There was some brain-chilling stuff in there, as the historian turned futurist warned of worldwide civil wars, the toppling of governments, and other gruesome conflicts.
However: no World War III!
"It's just that I don't see it producing anything comparable with 1914 or 1939. It's kind of hard to envisage a world war. Even when most pessimistic, I struggle to see how that would work, because the U.S., for all its difficulties in the financial world, is so overwhelmingly dominant in the military world"
We love it when people struggle with their pessimism. It's what gives the Downturnaround life. Ferguson struggled some more, too, to the point where he almost started to sound ... well, we won't say optimistic. Let's say, manageably pessimistic. The United States ought to be spared the worst, he opined, much as we might deserve it:
"It's almost paradoxical that an American crisis ... reinforces the status of the United States as a safe haven," he said.

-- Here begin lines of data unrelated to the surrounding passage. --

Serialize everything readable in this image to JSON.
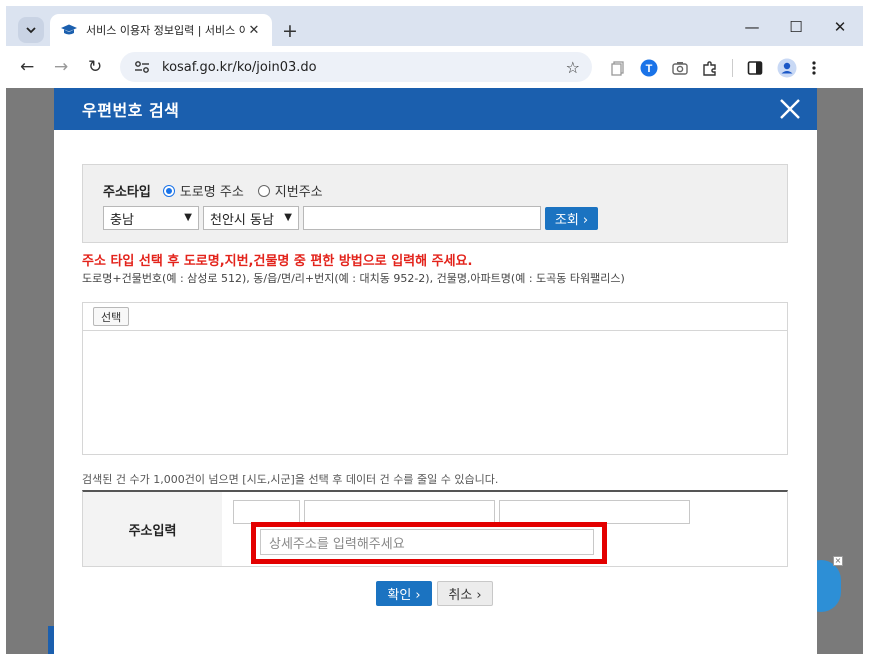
{
  "browser": {
    "tab_title": "서비스 이용자 정보입력 | 서비스 이용",
    "url": "kosaf.go.kr/ko/join03.do",
    "new_tab_symbol": "+",
    "tab_close_symbol": "✕",
    "window_controls": {
      "minimize": "—",
      "maximize": "☐",
      "close": "✕"
    }
  },
  "modal": {
    "title": "우편번호 검색",
    "search": {
      "type_label": "주소타입",
      "options": [
        "도로명 주소",
        "지번주소"
      ],
      "selected_option": "도로명 주소",
      "province_value": "충남",
      "city_value": "천안시 동남",
      "keyword_value": "",
      "search_button": "조회 ›"
    },
    "notice": "주소 타입 선택 후 도로명,지번,건물명 중 편한 방법으로 입력해 주세요.",
    "example": "도로명+건물번호(예 : 삼성로 512), 동/읍/면/리+번지(예 : 대치동 952-2), 건물명,아파트명(예 : 도곡동 타워팰리스)",
    "result": {
      "select_button": "선택"
    },
    "hint": "검색된 건 수가 1,000건이 넘으면 [시도,시군]을 선택 후 데이터 건 수를 줄일 수 있습니다.",
    "address": {
      "label": "주소입력",
      "zip_value": "",
      "road_value": "",
      "extra_value": "",
      "detail_placeholder": "상세주소를 입력해주세요"
    },
    "buttons": {
      "ok": "확인 ›",
      "cancel": "취소 ›"
    }
  },
  "colors": {
    "header": "#1b5fae",
    "button_blue": "#1b73c1",
    "notice_red": "#e3231b",
    "highlight": "#e30000"
  }
}
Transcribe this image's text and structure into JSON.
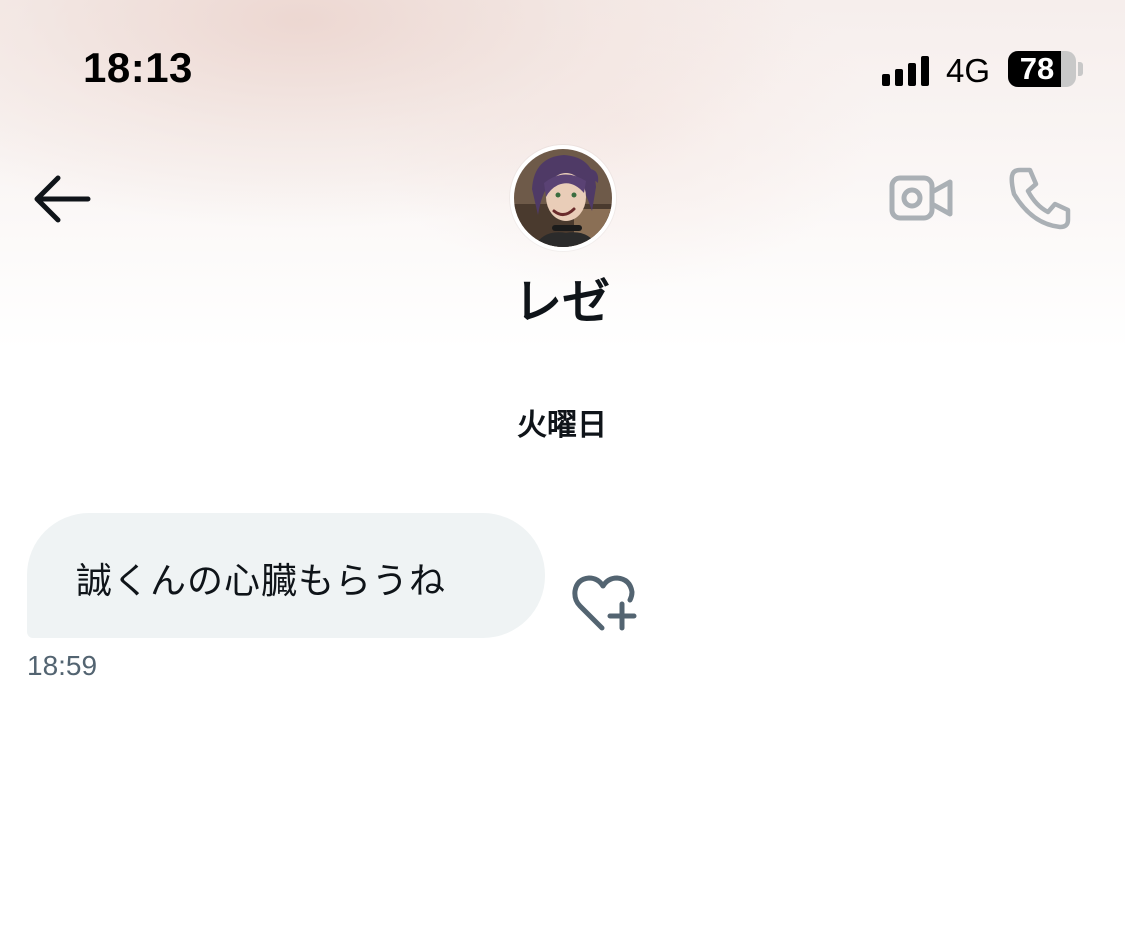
{
  "status_bar": {
    "time": "18:13",
    "network": "4G",
    "battery_level": "78",
    "battery_fraction": 0.78
  },
  "header": {
    "contact_name": "レゼ",
    "back_icon": "arrow-left-icon",
    "video_icon": "video-camera-icon",
    "call_icon": "phone-icon",
    "icon_color_active": "#0f1419",
    "icon_color_muted": "#aab0b5"
  },
  "conversation": {
    "day_label": "火曜日",
    "messages": [
      {
        "text": "誠くんの心臓もらうね",
        "time": "18:59",
        "reaction_icon": "heart-plus-icon"
      }
    ],
    "bubble_color": "#eff3f4",
    "time_color": "#536471"
  }
}
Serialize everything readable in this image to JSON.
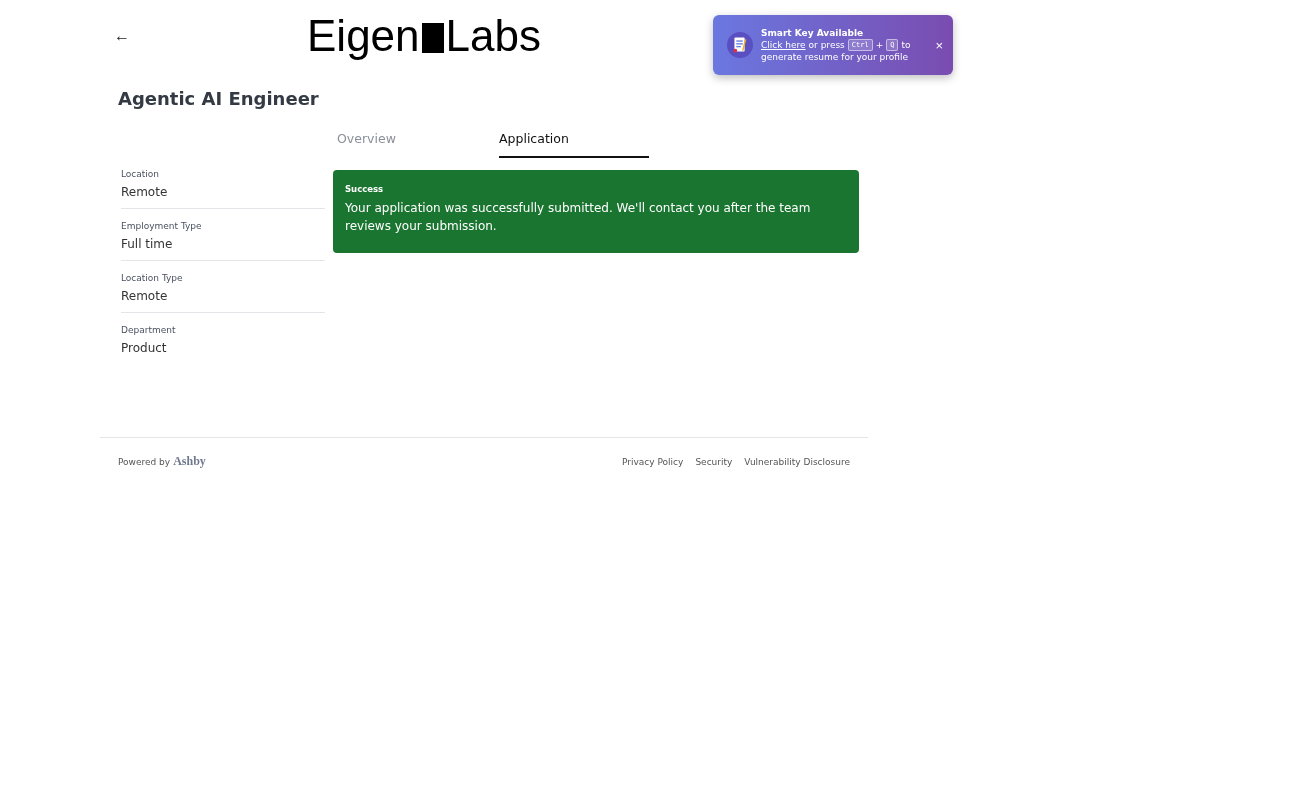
{
  "header": {
    "back": "←",
    "logo": [
      "Eigen",
      "Labs"
    ]
  },
  "toast": {
    "title": "Smart Key Available",
    "parts": [
      {
        "kind": "link",
        "text": "Click here"
      },
      {
        "kind": "text",
        "text": "or press"
      },
      {
        "kind": "key",
        "text": "Ctrl"
      },
      {
        "kind": "text",
        "text": "+"
      },
      {
        "kind": "key",
        "text": "Q"
      },
      {
        "kind": "text",
        "text": "to"
      }
    ],
    "line_2": "generate resume for your profile",
    "close": "×"
  },
  "job": {
    "title": "Agentic AI Engineer"
  },
  "tabs": [
    {
      "label": "Overview",
      "selected": false
    },
    {
      "label": "Application",
      "selected": true
    }
  ],
  "details": [
    {
      "label": "Location",
      "value": "Remote"
    },
    {
      "label": "Employment Type",
      "value": "Full time"
    },
    {
      "label": "Location Type",
      "value": "Remote"
    },
    {
      "label": "Department",
      "value": "Product"
    }
  ],
  "alert": {
    "title": "Success",
    "message": "Your application was successfully submitted. We'll contact you after the team reviews your submission."
  },
  "footer": {
    "powered_by": "Powered by",
    "brand": "Ashby",
    "links": [
      "Privacy Policy",
      "Security",
      "Vulnerability Disclosure"
    ]
  }
}
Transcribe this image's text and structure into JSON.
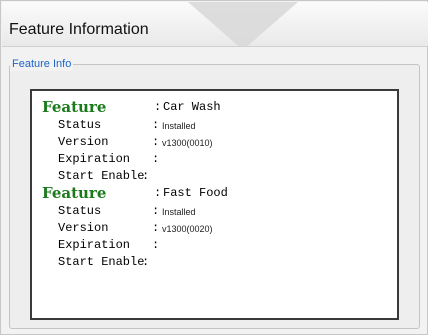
{
  "window": {
    "title": "Feature Information"
  },
  "group": {
    "legend": "Feature Info"
  },
  "features": [
    {
      "label": "Feature",
      "name": "Car Wash",
      "rows": {
        "status_label": "Status",
        "status_value": "Installed",
        "version_label": "Version",
        "version_value": "v1300(0010)",
        "expiration_label": "Expiration",
        "expiration_value": "",
        "start_label": "Start Enable",
        "start_value": ""
      }
    },
    {
      "label": "Feature",
      "name": "Fast Food",
      "rows": {
        "status_label": "Status",
        "status_value": "Installed",
        "version_label": "Version",
        "version_value": "v1300(0020)",
        "expiration_label": "Expiration",
        "expiration_value": "",
        "start_label": "Start Enable",
        "start_value": ""
      }
    }
  ],
  "colors": {
    "feature_label": "#1a7a1a",
    "legend": "#1e64c8",
    "panel_border": "#3a3a3a"
  }
}
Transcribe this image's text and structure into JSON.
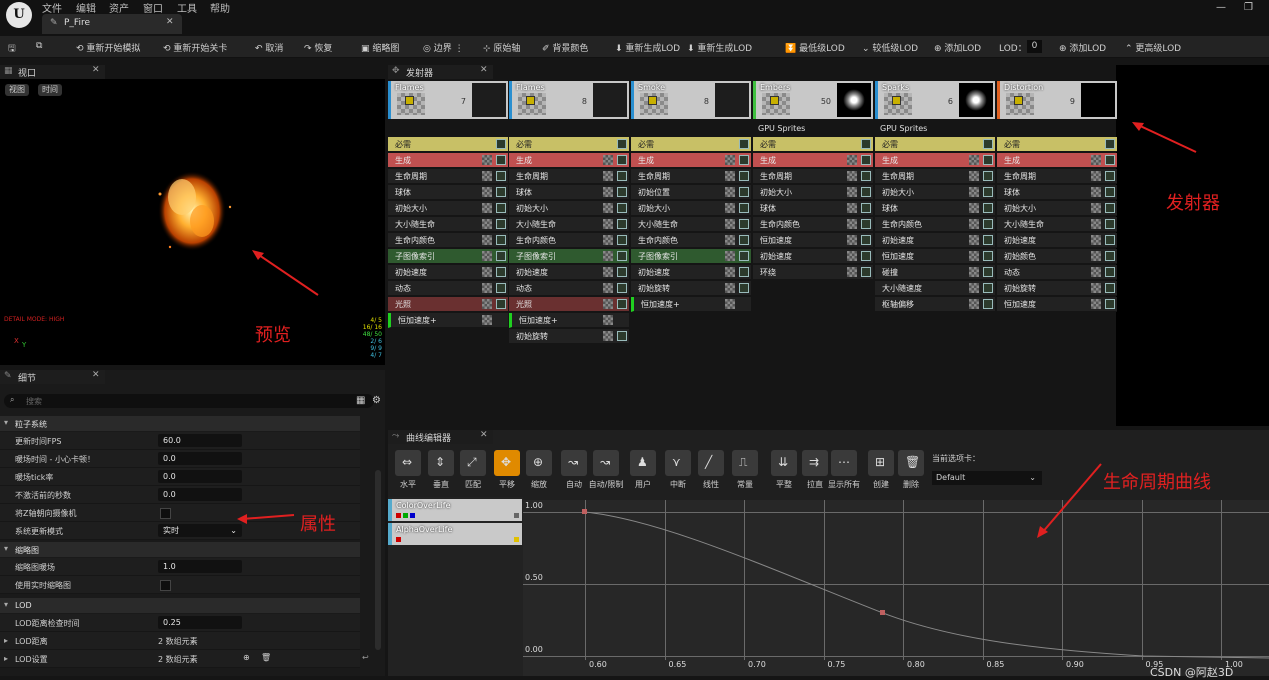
{
  "menu": {
    "file": "文件",
    "edit": "编辑",
    "asset": "资产",
    "window": "窗口",
    "tools": "工具",
    "help": "帮助"
  },
  "tab": {
    "title": "P_Fire"
  },
  "toolbar": {
    "restart_sim": "重新开始模拟",
    "restart_level": "重新开始关卡",
    "undo": "取消",
    "redo": "恢复",
    "thumbnail": "缩略图",
    "bounds": "边界",
    "origin_axis": "原始轴",
    "bg_color": "背景颜色",
    "regen_lod1": "重新生成LOD",
    "regen_lod2": "重新生成LOD",
    "lowest_lod": "最低级LOD",
    "lower_lod": "较低级LOD",
    "add_lod1": "添加LOD",
    "lod_label": "LOD：",
    "lod_value": "0",
    "add_lod2": "添加LOD",
    "higher_lod": "更高级LOD"
  },
  "viewport": {
    "title": "视口",
    "view_btn": "视图",
    "time_btn": "时间",
    "detail_mode": "DETAIL MODE: HIGH",
    "axis_x": "X",
    "axis_y": "Y",
    "annotation": "预览",
    "stats": [
      "4/ 5",
      "16/ 16",
      "48/ 50",
      "2/ 6",
      "9/ 9",
      "4/ 7"
    ]
  },
  "emitters": {
    "title": "发射器",
    "annotation": "发射器",
    "columns": [
      {
        "name": "Flames",
        "count": "7",
        "sub": "",
        "modules": [
          [
            "必需",
            "req"
          ],
          [
            "生成",
            "spawn"
          ],
          [
            "生命周期",
            ""
          ],
          [
            "球体",
            ""
          ],
          [
            "初始大小",
            ""
          ],
          [
            "大小随生命",
            ""
          ],
          [
            "生命内颜色",
            ""
          ],
          [
            "子图像索引",
            "green"
          ],
          [
            "初始速度",
            ""
          ],
          [
            "动态",
            ""
          ],
          [
            "光照",
            "light"
          ],
          [
            "恒加速度+",
            "sel"
          ]
        ]
      },
      {
        "name": "Flames",
        "count": "8",
        "sub": "",
        "modules": [
          [
            "必需",
            "req"
          ],
          [
            "生成",
            "spawn"
          ],
          [
            "生命周期",
            ""
          ],
          [
            "球体",
            ""
          ],
          [
            "初始大小",
            ""
          ],
          [
            "大小随生命",
            ""
          ],
          [
            "生命内颜色",
            ""
          ],
          [
            "子图像索引",
            "green"
          ],
          [
            "初始速度",
            ""
          ],
          [
            "动态",
            ""
          ],
          [
            "光照",
            "light"
          ],
          [
            "恒加速度+",
            "sel"
          ],
          [
            "初始旋转",
            ""
          ]
        ]
      },
      {
        "name": "Smoke",
        "count": "8",
        "sub": "",
        "modules": [
          [
            "必需",
            "req"
          ],
          [
            "生成",
            "spawn"
          ],
          [
            "生命周期",
            ""
          ],
          [
            "初始位置",
            ""
          ],
          [
            "初始大小",
            ""
          ],
          [
            "大小随生命",
            ""
          ],
          [
            "生命内颜色",
            ""
          ],
          [
            "子图像索引",
            "green"
          ],
          [
            "初始速度",
            ""
          ],
          [
            "初始旋转",
            ""
          ],
          [
            "恒加速度+",
            "sel"
          ]
        ]
      },
      {
        "name": "Embers",
        "count": "50",
        "sub": "GPU Sprites",
        "modules": [
          [
            "必需",
            "req"
          ],
          [
            "生成",
            "spawn"
          ],
          [
            "生命周期",
            ""
          ],
          [
            "初始大小",
            ""
          ],
          [
            "球体",
            ""
          ],
          [
            "生命内颜色",
            ""
          ],
          [
            "恒加速度",
            ""
          ],
          [
            "初始速度",
            ""
          ],
          [
            "环绕",
            ""
          ]
        ]
      },
      {
        "name": "Sparks",
        "count": "6",
        "sub": "GPU Sprites",
        "modules": [
          [
            "必需",
            "req"
          ],
          [
            "生成",
            "spawn"
          ],
          [
            "生命周期",
            ""
          ],
          [
            "初始大小",
            ""
          ],
          [
            "球体",
            ""
          ],
          [
            "生命内颜色",
            ""
          ],
          [
            "初始速度",
            ""
          ],
          [
            "恒加速度",
            ""
          ],
          [
            "碰撞",
            ""
          ],
          [
            "大小随速度",
            ""
          ],
          [
            "枢轴偏移",
            ""
          ]
        ]
      },
      {
        "name": "Distortion",
        "count": "9",
        "sub": "",
        "modules": [
          [
            "必需",
            "req"
          ],
          [
            "生成",
            "spawn"
          ],
          [
            "生命周期",
            ""
          ],
          [
            "球体",
            ""
          ],
          [
            "初始大小",
            ""
          ],
          [
            "大小随生命",
            ""
          ],
          [
            "初始速度",
            ""
          ],
          [
            "初始颜色",
            ""
          ],
          [
            "动态",
            ""
          ],
          [
            "初始旋转",
            ""
          ],
          [
            "恒加速度",
            ""
          ]
        ]
      }
    ]
  },
  "details": {
    "title": "细节",
    "search_placeholder": "搜索",
    "annotation": "属性",
    "cat_particle": "粒子系统",
    "cat_thumb": "缩略图",
    "cat_lod": "LOD",
    "p_fps": "更新时间FPS",
    "v_fps": "60.0",
    "p_warmup": "暖场时间 - 小心卡顿！",
    "v_warmup": "0.0",
    "p_tick": "暖场tick率",
    "v_tick": "0.0",
    "p_inactive": "不激活前的秒数",
    "v_inactive": "0.0",
    "p_orient": "将Z轴朝向摄像机",
    "p_update": "系统更新模式",
    "v_update": "实时",
    "p_thumbwarm": "缩略图暖场",
    "v_thumbwarm": "1.0",
    "p_realthumb": "使用实时缩略图",
    "p_lodcheck": "LOD距离检查时间",
    "v_lodcheck": "0.25",
    "p_loddist": "LOD距离",
    "v_loddist": "2 数组元素",
    "p_lodset": "LOD设置",
    "v_lodset": "2 数组元素"
  },
  "curve": {
    "title": "曲线编辑器",
    "annotation": "生命周期曲线",
    "tools": [
      "水平",
      "垂直",
      "匹配",
      "平移",
      "缩放",
      "自动",
      "自动/限制",
      "用户",
      "中断",
      "线性",
      "常量",
      "平整",
      "拉直",
      "显示所有",
      "创建",
      "删除"
    ],
    "current_tab_label": "当前选项卡：",
    "current_tab": "Default",
    "tracks": [
      "ColorOverLife",
      "AlphaOverLife"
    ],
    "yticks": [
      "1.00",
      "0.50",
      "0.00"
    ],
    "xticks": [
      "0.60",
      "0.65",
      "0.70",
      "0.75",
      "0.80",
      "0.85",
      "0.90",
      "0.95",
      "1.00"
    ],
    "watermark": "CSDN @阿赵3D"
  }
}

Then he started to go really crazy!
"There are some fantastic investment opportunities that pretty soon are going to start attracting buyers ... "
We felt like we felt when we watched our 80-year-old uncle taking his first tentative steps to "Baby Got Back" after too many glasses of Chablis at a wedding: Alarmed, but proud of the old bugger! He went on:
We're looking at a Great Recession, not a Great Depression ... People just have to get over the fact that their wealth wasn't worth what they thought it was in 2006. Whether it's their stock market portfolio or their housing. If we simply go back to where we were, in 2005, that's surely not the worst thing that could happen to us.
The Downturnaround will take it! We gave up on 2006 a long time ago, and the idea of 2005 is positively thrilling. It's the thirties that we're not in any hurry to revisit.